A new poll conducted since the violence in Charlottesville, Virginia, has shown that while most Americans say they are against racism and white nationalism, many hold those very views.
It was an online Ipsos poll for Thomson Reuters and the University of Virginia Center for Politics that took place between August 21 and September 5. It sampled approximately 5,360 people and asked race-related questions that people could agree or disagree with to varying degrees.
“While there is relatively little national endorsement of neo-Nazis and white supremacists,” according to the poll’s findings, “there are troubling levels of support for certain racially-charged ideas and attitudes frequently expressed by extremist groups.”
The majority did express support for racial equality when asked directly, 70 percent strongly agreed that “all races are equal,” and 89 percent said they should all be treated equally.
Responses changed somewhat when it came to the issues of race and extremism with 31 percent of Americans strongly or somewhat agreed that “America must protect and preserve its White European heritage.”
Eight percent of respondents said they supported white nationalism as a group or movement but far more of them said they supported their viewpoints. It should also be noted that 39 percent agreed that “white people are currently under attack in this country.”
“The poll results do show both an American public that overwhelmingly rejects racist affiliations and movements but at the same time is more tolerant of racially insensitive positions,” Kyle Kondik, communications director at the University of Virginia Center for Politics, stated.

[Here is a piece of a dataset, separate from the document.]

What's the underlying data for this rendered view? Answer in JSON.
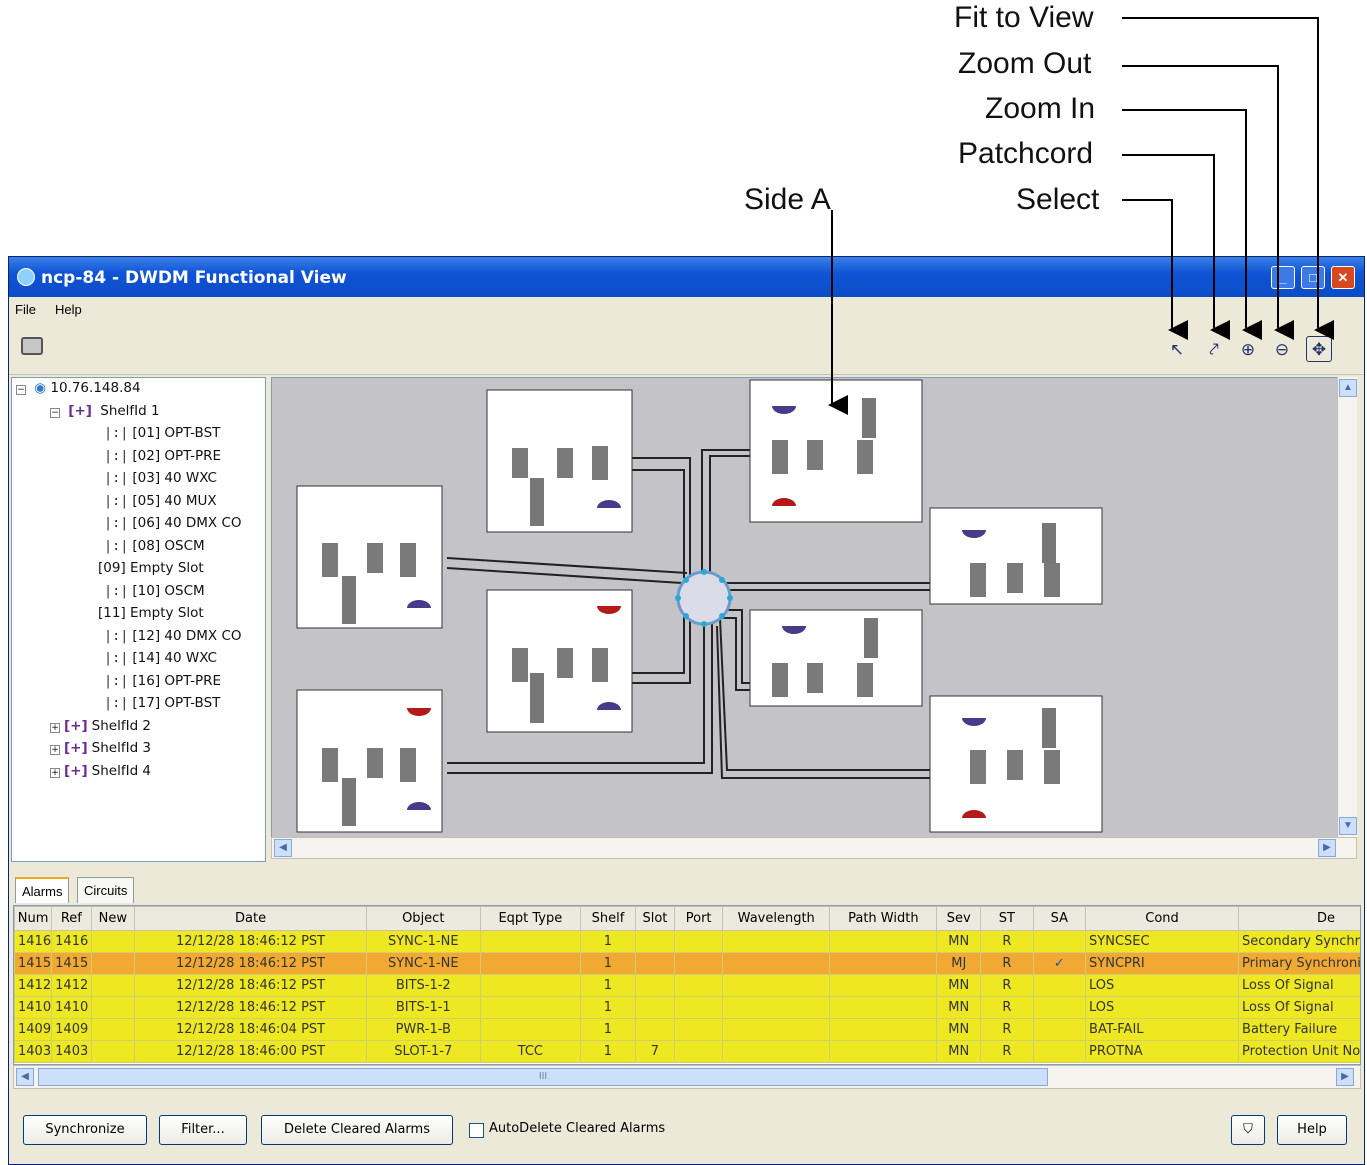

“The results may be what you might expect from a country that is arguably defined by racial conflict,” he went on. “And one that can vote for an African-American for president who ran on unity less than a decade ago, and then turn around and vote for a vehemently anti-immigrant candidate who exploited white grievances just last year.”